Some people have a terrible fear of clowns. I’ve known a few of them, and I can’t deny that it provokes a strong panic reaction. I don’t understand it. But then again, they don’t understand my fear of ventriloquist dummies. (I mean, really…those little wooden bastards are just WAITING for a chance to kill you in your sleep. Anyone who doesn’t see it is a fool.)
One of these coulrophobic individuals is a very good friend, actually, and last year we were at the rodeo out in Lake Chelan together. It should come as no surprise that there was a rodeo clown there. Thankfully, rodeo and circus clowns are two very different beasts. Apparently one steals your soul, the other risks his life against out-of-control horses and bulls. As such, my friend didn’t have the expected fear response, and it opened up a dialogue.
Out of this, I got the kernel of a story idea about a boy growing up with a mother who loves clowns. And by that, I mean she REALLY loves clowns. I was never really sure what to do with the story. It wasn’t horror. It wasn’t really urban fantasy or mystery or anything that I typically wrote. At it’s core, it was a bittersweet tale about a fatherless boy and his relationship with clowns as he begins to form his own sense of self-identity.
So it remained a concept. I didn’t do more than sketch out a few lines of notes.
Then a few months ago, I was poked to write a story about “legacy.” I started working on a horror piece that I might one day finish. But it just never gelled. It wasn’t the story I wanted to be telling. It was, instead, the story that I was expected to write…the disturbing horror tale.
And that’s all well and good. Maybe someday I’ll write that.
In the meantime, I have a story now fighting to get out. It’s about a lonely boy, a distant mother, a sort of surrogate father in greasepaint, and a legacy to uncover. It might not be what anyone expects, myself included. But it is the story I need to tell. Maybe it’s because of all the reading I’m doing for Cobalt City Dark Carnival. I don’t know. The muse speaks, I listen.

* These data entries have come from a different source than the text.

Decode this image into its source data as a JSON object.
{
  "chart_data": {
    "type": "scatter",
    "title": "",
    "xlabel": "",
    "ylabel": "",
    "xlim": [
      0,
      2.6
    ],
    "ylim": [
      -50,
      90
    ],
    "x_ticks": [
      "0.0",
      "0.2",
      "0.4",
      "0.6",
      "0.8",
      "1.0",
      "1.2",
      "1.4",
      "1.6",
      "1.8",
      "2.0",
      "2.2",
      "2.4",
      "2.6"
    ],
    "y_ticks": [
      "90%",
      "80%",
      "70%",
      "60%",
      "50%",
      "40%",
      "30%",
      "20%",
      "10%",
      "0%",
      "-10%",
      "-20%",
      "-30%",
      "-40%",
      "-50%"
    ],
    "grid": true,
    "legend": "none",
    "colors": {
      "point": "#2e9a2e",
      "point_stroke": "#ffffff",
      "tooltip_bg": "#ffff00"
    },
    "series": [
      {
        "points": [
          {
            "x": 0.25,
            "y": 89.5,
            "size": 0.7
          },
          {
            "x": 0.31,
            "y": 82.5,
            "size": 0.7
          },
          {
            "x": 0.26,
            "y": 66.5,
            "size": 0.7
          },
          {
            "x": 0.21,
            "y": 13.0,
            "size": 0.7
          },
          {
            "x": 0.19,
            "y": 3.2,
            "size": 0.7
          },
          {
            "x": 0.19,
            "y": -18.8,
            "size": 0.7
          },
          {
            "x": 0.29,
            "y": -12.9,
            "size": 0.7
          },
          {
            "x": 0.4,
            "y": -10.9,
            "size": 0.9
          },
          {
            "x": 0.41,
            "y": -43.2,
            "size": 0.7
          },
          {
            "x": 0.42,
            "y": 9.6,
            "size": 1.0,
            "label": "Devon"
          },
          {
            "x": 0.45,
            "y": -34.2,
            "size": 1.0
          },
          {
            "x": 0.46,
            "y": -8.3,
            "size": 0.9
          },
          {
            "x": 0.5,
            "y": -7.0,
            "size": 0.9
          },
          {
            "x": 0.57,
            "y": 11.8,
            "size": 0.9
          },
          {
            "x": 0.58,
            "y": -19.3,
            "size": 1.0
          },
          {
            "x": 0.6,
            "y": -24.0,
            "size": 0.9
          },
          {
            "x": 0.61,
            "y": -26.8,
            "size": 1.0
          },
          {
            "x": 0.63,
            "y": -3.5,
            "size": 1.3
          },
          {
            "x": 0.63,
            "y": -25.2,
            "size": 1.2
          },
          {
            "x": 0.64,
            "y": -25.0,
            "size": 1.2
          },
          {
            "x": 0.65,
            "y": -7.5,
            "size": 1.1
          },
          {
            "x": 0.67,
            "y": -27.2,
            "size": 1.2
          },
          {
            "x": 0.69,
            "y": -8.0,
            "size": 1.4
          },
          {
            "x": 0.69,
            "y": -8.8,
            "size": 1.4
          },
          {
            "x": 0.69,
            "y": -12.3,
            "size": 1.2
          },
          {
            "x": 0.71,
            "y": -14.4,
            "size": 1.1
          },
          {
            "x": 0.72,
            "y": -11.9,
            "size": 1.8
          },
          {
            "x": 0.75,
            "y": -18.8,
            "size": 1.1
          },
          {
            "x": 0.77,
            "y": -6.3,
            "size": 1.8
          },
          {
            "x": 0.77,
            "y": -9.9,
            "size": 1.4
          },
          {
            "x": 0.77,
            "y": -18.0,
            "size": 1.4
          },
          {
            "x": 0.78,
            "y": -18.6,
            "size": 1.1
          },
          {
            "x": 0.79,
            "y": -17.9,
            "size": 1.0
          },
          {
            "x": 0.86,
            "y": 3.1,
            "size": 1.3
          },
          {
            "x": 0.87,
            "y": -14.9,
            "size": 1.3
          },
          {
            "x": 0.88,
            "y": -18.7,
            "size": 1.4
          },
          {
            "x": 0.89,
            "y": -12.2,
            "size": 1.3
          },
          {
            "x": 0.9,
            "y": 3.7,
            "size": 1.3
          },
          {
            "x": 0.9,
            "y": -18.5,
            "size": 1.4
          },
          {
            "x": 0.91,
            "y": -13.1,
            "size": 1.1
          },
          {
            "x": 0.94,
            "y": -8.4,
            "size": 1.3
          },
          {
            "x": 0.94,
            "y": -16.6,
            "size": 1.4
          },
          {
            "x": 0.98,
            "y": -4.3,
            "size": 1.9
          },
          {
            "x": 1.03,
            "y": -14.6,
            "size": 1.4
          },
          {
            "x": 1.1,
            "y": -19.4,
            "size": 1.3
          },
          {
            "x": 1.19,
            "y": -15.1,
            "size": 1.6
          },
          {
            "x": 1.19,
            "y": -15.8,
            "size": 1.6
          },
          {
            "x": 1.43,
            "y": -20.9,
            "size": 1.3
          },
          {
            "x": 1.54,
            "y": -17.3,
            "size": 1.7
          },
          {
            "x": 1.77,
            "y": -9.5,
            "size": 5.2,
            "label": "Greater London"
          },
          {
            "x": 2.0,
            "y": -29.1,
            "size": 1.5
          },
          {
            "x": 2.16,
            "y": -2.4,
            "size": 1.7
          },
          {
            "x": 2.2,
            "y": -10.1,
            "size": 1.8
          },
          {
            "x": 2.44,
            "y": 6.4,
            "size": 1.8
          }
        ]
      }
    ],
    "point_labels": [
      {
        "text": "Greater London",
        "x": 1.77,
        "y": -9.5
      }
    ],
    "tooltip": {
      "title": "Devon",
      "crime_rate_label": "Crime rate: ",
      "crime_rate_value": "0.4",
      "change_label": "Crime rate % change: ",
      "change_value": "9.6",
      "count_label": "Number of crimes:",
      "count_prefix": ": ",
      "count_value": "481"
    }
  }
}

So strike up the calliope, tack on your squirting flower, and slip on your size 24W shoes.
The circus is coming to town.